[Interface dataset entries]
· · · · · · ·
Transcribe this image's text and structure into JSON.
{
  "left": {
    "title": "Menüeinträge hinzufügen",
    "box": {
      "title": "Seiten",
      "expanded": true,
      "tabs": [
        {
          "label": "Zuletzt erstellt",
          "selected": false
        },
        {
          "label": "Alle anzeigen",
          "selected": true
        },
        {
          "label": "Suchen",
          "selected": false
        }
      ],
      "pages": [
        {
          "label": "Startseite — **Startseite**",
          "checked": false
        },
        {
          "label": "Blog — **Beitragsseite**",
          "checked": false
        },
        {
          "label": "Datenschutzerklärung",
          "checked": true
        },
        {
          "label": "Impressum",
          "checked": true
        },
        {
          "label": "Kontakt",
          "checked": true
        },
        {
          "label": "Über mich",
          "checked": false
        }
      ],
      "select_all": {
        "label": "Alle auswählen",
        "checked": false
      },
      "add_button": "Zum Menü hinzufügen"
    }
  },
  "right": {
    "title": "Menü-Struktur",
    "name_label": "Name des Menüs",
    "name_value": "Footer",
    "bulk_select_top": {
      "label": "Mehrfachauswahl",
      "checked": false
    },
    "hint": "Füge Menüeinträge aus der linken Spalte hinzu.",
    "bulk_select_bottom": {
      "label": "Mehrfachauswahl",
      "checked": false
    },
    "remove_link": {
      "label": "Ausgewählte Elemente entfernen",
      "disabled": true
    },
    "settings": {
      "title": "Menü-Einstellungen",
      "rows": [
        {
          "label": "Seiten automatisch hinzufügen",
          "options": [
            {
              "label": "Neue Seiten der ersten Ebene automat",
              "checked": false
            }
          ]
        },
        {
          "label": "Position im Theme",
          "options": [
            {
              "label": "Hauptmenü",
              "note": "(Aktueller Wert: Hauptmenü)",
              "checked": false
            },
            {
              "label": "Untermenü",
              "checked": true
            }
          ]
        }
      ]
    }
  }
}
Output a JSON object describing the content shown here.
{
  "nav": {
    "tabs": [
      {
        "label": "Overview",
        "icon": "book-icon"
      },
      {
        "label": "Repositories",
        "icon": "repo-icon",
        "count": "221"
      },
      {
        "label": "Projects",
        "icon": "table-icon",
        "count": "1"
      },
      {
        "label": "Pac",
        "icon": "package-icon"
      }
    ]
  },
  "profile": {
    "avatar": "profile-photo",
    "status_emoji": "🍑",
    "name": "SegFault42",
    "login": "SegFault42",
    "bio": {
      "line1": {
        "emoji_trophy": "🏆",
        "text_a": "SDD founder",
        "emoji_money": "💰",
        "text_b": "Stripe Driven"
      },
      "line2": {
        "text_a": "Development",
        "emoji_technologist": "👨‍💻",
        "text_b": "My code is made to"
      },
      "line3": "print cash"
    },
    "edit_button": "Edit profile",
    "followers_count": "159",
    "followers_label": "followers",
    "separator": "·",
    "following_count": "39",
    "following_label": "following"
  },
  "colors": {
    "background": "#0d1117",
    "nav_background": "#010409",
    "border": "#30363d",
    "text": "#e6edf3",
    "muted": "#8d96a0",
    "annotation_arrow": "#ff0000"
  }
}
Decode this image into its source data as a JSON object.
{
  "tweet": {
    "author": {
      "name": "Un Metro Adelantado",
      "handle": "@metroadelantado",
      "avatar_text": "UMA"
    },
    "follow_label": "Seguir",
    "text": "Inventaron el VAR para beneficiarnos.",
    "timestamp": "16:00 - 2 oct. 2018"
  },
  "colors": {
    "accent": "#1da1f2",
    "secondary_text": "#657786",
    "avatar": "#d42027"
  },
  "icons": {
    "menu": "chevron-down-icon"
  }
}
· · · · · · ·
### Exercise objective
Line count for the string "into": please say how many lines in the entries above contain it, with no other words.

### Result of the task
2